> [Exercise objective] Only lines with the word "aldrei" are wanted; copy each of them from the listing below.

> [Data extract]
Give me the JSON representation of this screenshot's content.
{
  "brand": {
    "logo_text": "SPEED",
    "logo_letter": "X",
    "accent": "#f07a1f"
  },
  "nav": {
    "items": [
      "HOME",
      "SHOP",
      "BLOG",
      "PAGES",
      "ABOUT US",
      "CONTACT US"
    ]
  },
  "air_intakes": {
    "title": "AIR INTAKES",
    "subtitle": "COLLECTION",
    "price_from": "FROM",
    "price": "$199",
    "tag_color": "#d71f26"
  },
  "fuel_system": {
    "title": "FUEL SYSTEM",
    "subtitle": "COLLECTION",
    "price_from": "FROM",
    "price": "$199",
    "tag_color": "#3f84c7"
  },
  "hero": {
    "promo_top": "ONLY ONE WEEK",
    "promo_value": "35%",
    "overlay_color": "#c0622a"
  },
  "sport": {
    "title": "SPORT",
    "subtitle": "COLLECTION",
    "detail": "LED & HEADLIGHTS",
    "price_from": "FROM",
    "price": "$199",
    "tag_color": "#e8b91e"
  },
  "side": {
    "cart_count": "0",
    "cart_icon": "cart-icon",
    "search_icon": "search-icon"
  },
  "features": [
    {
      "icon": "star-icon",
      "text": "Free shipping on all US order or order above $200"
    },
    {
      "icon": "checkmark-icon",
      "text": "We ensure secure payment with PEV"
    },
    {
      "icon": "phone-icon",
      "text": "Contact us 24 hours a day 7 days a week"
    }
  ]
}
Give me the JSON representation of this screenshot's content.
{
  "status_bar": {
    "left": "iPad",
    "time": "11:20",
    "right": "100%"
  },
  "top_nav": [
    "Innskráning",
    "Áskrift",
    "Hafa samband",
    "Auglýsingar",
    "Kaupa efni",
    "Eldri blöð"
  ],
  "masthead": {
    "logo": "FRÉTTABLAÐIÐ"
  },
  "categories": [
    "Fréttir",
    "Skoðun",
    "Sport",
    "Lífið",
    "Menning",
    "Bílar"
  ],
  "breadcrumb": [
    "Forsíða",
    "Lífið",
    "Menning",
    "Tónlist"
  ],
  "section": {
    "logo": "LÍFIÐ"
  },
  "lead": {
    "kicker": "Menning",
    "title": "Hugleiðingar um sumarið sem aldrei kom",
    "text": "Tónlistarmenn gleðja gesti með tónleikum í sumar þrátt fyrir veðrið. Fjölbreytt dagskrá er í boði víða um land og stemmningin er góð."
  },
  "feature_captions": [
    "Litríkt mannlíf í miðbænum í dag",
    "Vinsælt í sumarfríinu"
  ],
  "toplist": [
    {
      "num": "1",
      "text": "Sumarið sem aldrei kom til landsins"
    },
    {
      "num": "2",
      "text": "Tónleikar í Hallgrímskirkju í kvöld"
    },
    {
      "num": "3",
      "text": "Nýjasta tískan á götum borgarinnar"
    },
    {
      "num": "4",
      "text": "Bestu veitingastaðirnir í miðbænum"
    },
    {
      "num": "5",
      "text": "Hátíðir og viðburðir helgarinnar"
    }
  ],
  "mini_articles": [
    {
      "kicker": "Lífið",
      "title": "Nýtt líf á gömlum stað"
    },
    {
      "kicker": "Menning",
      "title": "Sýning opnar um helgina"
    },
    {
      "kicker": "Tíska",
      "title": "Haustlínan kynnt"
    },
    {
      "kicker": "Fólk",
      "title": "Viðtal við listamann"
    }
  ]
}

> [Finished task]
    "title": "Hugleiðingar um sumarið sem aldrei kom",
      "text": "Sumarið sem aldrei kom til landsins"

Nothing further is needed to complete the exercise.